**Task brief:** Search the material below for the string "SwiftModders" and list each line that holds it.

== Source material

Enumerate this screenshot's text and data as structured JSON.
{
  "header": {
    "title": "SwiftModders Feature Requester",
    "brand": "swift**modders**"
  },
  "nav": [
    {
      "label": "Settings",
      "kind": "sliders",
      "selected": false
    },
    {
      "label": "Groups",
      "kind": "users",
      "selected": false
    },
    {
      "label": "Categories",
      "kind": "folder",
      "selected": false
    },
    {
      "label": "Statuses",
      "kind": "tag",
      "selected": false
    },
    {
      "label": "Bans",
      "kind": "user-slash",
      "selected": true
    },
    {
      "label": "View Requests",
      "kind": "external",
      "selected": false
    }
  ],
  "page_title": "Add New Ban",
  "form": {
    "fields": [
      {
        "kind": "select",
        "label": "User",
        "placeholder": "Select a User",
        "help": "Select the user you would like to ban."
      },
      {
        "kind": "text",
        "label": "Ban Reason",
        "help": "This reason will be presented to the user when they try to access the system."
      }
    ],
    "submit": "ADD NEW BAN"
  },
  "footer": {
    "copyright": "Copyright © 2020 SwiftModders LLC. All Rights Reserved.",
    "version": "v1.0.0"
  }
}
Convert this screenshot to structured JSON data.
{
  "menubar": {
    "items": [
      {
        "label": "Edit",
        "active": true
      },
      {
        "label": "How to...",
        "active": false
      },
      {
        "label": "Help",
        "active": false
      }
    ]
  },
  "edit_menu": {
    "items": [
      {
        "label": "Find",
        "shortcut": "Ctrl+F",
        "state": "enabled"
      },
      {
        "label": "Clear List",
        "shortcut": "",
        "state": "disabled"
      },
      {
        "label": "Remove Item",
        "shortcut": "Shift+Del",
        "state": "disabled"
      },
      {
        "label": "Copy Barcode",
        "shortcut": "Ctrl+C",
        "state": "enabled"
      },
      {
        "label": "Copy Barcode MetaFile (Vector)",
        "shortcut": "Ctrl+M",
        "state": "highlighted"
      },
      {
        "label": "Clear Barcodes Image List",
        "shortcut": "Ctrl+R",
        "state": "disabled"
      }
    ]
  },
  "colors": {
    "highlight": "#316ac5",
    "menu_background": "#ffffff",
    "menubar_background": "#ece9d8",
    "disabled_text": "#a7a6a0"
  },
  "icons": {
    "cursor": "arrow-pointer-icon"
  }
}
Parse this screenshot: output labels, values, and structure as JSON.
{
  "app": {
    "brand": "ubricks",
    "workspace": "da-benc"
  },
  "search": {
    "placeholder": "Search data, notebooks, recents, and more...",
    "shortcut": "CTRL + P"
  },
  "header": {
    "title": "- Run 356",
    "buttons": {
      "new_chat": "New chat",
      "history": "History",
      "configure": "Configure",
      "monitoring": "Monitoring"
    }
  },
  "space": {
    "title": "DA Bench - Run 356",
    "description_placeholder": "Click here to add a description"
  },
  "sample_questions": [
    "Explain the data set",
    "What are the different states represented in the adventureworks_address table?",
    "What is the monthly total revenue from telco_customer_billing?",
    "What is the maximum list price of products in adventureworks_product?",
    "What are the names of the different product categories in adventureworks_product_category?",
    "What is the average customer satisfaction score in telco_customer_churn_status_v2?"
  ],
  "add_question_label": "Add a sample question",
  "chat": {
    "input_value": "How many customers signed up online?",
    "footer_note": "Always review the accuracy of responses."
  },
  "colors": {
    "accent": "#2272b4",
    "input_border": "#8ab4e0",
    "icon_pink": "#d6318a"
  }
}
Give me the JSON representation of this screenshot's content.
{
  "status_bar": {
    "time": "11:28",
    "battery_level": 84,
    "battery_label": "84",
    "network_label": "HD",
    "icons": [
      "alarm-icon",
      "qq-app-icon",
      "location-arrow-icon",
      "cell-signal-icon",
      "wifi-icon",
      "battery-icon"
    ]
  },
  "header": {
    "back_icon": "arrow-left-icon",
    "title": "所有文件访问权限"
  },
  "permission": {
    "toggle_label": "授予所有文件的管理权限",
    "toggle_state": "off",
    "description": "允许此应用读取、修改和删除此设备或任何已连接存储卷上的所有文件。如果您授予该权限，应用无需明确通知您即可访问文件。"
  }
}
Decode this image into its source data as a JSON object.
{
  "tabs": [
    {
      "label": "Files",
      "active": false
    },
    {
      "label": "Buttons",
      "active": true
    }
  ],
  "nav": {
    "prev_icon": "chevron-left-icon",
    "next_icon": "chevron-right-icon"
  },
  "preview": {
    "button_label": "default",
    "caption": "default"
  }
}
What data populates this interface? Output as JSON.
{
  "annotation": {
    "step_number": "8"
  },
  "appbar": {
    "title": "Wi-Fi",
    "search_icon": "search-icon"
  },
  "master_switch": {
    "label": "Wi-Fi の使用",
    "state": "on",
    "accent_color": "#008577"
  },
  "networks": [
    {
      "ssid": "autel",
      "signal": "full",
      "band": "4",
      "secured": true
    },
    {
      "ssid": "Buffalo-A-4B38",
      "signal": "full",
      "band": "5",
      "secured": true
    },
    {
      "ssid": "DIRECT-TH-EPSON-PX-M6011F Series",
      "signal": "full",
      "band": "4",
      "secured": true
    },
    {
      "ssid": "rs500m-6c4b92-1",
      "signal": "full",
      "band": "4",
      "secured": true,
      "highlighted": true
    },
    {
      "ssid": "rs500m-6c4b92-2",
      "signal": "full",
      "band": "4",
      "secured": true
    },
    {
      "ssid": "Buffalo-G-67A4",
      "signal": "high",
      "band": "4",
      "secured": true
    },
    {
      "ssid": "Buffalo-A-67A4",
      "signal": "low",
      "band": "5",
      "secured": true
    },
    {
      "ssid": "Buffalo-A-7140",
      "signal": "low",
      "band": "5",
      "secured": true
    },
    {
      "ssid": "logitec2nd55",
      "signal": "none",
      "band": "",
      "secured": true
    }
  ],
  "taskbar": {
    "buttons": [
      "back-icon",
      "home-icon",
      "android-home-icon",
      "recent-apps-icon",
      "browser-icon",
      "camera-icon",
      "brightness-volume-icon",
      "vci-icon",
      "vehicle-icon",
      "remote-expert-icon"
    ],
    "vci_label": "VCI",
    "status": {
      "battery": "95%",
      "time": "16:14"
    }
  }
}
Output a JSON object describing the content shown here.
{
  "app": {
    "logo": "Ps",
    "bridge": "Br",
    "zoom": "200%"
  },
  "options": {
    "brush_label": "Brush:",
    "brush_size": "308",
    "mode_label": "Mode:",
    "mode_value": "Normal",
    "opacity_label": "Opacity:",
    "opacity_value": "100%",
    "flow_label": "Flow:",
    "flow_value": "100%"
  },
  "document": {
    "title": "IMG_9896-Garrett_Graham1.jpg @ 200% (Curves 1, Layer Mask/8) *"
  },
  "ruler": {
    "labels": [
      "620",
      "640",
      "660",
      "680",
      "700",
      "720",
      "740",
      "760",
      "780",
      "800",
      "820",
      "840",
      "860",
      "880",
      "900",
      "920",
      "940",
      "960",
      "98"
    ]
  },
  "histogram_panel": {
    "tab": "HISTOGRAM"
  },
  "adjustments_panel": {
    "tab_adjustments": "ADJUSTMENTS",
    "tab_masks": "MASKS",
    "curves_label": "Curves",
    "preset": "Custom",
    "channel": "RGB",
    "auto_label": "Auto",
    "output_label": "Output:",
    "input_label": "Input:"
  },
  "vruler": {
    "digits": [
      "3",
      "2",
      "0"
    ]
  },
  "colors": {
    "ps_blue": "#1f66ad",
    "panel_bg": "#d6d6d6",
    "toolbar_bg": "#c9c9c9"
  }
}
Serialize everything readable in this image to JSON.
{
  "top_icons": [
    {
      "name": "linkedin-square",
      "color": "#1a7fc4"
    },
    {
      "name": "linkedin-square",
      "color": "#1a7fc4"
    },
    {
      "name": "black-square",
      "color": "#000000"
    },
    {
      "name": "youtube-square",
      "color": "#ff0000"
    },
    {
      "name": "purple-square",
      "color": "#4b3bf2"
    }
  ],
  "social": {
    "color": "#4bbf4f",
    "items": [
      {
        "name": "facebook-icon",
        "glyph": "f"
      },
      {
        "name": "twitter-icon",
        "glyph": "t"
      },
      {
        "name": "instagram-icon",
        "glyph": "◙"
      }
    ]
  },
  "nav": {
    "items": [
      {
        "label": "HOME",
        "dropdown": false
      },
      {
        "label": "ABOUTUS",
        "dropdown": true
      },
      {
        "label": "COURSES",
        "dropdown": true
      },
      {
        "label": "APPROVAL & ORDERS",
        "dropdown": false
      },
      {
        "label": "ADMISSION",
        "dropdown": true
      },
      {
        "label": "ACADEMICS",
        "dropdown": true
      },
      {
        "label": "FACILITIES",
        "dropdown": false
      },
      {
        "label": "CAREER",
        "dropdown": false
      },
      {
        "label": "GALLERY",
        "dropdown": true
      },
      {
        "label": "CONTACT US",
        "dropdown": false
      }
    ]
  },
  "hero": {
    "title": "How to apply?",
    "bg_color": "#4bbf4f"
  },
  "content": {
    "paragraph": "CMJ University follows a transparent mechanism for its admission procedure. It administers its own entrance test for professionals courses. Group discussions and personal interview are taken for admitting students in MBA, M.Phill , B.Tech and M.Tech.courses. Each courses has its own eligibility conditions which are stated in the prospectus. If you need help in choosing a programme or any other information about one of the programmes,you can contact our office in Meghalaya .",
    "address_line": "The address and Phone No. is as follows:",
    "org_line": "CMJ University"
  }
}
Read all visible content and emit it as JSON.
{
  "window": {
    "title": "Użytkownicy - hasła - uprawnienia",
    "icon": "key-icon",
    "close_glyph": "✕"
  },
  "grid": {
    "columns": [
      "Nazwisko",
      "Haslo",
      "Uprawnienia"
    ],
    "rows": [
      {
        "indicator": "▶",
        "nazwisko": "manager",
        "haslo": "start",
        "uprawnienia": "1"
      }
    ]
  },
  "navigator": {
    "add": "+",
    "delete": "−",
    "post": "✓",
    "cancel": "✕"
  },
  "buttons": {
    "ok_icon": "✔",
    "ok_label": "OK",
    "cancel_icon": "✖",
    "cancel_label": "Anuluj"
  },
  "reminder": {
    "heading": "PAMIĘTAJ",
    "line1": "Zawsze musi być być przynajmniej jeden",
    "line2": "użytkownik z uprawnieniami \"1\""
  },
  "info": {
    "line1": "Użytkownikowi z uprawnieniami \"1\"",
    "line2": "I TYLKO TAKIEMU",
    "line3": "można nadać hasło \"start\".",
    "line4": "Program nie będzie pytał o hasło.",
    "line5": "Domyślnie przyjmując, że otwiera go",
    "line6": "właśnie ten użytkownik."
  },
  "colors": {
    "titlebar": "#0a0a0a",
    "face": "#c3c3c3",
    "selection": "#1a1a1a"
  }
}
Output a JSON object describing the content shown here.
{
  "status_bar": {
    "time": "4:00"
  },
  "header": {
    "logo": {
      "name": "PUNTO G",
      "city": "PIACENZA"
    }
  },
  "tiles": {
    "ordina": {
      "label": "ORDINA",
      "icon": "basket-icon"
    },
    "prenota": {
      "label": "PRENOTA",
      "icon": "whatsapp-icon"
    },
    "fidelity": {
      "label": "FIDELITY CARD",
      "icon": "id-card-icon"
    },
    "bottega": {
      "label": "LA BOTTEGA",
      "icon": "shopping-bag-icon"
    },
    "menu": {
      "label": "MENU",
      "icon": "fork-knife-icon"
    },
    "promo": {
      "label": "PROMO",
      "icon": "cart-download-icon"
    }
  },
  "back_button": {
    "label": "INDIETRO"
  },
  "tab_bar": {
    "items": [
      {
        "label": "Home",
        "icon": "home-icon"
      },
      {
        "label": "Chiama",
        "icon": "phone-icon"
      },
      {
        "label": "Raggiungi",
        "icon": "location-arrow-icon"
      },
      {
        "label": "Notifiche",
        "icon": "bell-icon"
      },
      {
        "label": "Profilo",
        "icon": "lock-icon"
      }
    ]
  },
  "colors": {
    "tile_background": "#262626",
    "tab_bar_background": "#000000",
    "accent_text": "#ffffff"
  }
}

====

**Expected answer:**
    "title": "SwiftModders Feature Requester",
    "copyright": "Copyright © 2020 SwiftModders LLC. All Rights Reserved.",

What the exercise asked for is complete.